━━━━━ TASK INPUTS ━━━━━

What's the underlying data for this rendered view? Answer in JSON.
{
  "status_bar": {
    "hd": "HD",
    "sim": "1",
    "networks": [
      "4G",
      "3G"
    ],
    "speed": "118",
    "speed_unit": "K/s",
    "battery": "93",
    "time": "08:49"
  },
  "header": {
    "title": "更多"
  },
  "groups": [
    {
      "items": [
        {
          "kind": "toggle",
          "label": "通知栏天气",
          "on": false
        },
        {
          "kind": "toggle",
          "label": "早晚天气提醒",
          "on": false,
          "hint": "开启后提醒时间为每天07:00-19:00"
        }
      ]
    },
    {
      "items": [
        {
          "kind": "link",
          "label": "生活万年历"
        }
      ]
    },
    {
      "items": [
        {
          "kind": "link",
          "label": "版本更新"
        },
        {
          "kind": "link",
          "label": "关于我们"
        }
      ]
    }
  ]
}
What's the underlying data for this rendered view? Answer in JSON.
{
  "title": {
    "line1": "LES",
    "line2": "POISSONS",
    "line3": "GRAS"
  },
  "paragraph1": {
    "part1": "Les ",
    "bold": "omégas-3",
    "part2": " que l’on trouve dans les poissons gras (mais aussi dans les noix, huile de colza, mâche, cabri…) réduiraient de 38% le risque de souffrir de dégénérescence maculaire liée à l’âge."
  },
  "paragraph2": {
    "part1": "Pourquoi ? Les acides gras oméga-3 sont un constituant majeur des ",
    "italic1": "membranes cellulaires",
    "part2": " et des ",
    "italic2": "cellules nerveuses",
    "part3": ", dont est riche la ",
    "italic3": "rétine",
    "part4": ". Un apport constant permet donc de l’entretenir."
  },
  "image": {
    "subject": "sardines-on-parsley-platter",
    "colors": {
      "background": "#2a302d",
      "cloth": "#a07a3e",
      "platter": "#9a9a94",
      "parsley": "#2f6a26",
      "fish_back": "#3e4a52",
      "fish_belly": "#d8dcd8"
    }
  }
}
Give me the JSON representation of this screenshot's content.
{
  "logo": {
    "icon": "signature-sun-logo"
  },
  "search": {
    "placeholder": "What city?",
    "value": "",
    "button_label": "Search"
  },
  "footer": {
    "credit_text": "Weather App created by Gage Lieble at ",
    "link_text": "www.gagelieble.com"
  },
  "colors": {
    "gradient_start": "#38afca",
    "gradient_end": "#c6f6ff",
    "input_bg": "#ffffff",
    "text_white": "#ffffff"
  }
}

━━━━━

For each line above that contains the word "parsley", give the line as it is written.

_SOLUTION TO THE PROBLEM:_
    "subject": "sardines-on-parsley-platter",
      "parsley": "#2f6a26",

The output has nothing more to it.